Isn’t it funny how things work with looming deadlines?
Last week, when Christina and I were finishing up our study, we looked forward to this week, our last at Aravind. Unlike most weeks here, we thought it would be relaxing, a week to ease and prepare ourselves for our eminent departure – shadow doctors, watch a few surgeries, numerous thank yous and final dinners. Somehow everything seemed to be lumped in the final few days, but managed to work itself out in the end.
Isn’t it funny how you grow attached to people?
By the time I write this line Christina and Sindhu are already off on the next leg of their journey. I’m handling it as well as anyone would if they lost 2/3 of themselves – I ordered Dominos and watched startrek. I’ll be OK.
Christina is jaunting off to Mumbai, Agra and Delhi before flying back home. Somehow she managed to pack beautifully under time duress. Between her newfound Indian wardrobe, gifts and mementos, she managed to pack as the most seasoned world travelers would. It seems like only a month ago instead of three we were planning our pre-Aravind trip to Bangalore and Mysore and now the next time we will meet will be on Locust Walk.

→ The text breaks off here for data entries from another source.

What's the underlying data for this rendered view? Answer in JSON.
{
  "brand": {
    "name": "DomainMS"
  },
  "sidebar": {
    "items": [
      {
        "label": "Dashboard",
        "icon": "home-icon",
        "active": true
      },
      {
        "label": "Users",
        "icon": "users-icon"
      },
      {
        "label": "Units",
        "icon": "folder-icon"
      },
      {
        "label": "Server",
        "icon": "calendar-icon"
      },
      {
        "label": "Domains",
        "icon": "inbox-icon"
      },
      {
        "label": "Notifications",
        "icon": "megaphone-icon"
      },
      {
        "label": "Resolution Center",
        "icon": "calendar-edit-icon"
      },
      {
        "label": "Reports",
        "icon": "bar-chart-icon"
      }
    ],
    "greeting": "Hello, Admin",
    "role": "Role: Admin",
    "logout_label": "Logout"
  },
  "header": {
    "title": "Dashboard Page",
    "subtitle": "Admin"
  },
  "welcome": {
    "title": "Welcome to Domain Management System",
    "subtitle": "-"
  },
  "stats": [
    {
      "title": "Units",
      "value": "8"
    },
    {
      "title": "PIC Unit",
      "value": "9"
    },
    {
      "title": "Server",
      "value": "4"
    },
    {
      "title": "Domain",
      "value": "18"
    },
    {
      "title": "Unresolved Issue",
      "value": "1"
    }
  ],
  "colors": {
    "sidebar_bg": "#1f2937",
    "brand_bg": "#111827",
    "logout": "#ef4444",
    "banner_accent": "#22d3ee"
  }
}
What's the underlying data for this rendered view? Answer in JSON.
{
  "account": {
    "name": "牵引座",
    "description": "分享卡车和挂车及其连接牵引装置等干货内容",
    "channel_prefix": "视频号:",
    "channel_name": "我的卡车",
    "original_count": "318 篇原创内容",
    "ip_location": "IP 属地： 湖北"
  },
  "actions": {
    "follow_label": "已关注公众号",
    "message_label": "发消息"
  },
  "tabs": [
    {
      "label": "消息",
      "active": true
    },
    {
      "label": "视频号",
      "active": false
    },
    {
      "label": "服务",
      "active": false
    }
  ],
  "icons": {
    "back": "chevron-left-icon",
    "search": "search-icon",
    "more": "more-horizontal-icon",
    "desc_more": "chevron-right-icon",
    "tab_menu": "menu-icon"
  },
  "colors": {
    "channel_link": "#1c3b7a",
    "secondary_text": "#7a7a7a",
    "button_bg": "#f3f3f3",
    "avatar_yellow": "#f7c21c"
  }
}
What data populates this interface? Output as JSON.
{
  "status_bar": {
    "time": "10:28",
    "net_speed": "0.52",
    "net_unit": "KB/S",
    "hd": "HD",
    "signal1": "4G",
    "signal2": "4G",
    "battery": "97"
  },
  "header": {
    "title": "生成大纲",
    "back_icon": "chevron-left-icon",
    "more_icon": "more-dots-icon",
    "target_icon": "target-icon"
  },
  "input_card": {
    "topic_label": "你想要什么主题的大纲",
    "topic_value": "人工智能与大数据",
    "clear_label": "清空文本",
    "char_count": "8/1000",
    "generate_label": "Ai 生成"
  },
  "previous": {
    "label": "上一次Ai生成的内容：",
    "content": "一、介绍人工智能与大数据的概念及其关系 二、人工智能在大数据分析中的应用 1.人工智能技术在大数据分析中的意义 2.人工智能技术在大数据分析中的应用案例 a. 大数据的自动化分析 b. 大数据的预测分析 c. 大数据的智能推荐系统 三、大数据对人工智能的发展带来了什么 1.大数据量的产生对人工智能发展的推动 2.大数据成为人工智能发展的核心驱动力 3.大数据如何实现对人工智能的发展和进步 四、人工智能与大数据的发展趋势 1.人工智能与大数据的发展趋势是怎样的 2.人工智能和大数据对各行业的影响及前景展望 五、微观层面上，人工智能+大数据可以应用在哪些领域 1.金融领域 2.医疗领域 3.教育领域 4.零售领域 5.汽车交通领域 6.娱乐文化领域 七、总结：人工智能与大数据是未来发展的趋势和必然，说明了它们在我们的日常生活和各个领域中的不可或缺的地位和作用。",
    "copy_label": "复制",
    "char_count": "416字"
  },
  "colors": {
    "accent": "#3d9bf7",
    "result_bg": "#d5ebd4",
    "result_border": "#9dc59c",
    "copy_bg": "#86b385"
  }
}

Sindhu’s heading home for much-deserved family time and vacation. From Israel she flew directly to India and expertly managed to insert herself not as a complete stranger, but as a seasoned friend.
Before leaving, Sindhu emphasized that we must not under any circumstance remain only situational friends – thrown together in a foreign country for a few months. Friends by force, not choice. Obviously that won’t happen. They’ve only been gone for a few hours and I’m already looking forward to “raging” during NSO, buying “matching” bikes, eating at the new Han Dynasty in West Philly and dairy “boot camp” (lots of Dairy Queen!). Christina, fine you win. I’ll even let Sindhu go to your family’s Thanksgiving…as long as I get her next year!
And that’s just Sindhu and Christina….
Inspired. Entirely welcomed. Those are the first words that come to mind about Aravind. Everyone from the lowest to highest employee made us feel part of the family. During the last few minutes of Christina’s goodbye, the retina clinic sisters crowded around her. All wished her the best; a few even demanded and successfully escorted her out of the hospital.
It’s touching how close we’ve all grown from working together. Our disparate backgrounds, language, culture and religious barriers may loom like the Himalayas, but were easily surmountable. (Hey, I’m leaving tomorrow. When else can make awful, Indian-inspired similes?)
The sisters kept asking when we will be back. Nobody knows, but Mr. Thulsi, the director of LAICO, Aravind’s consulting/training arm, mentioned how Aravind tends to attract repeat visitors. Nor is it uncommon to have intergenerational family members working or volunteering at Aravind over decades, he quickly added. Could this be us?
After a terrific summer, who knows when we’ll return. I certainly don’t, but I’m sure we won’t remain strangers.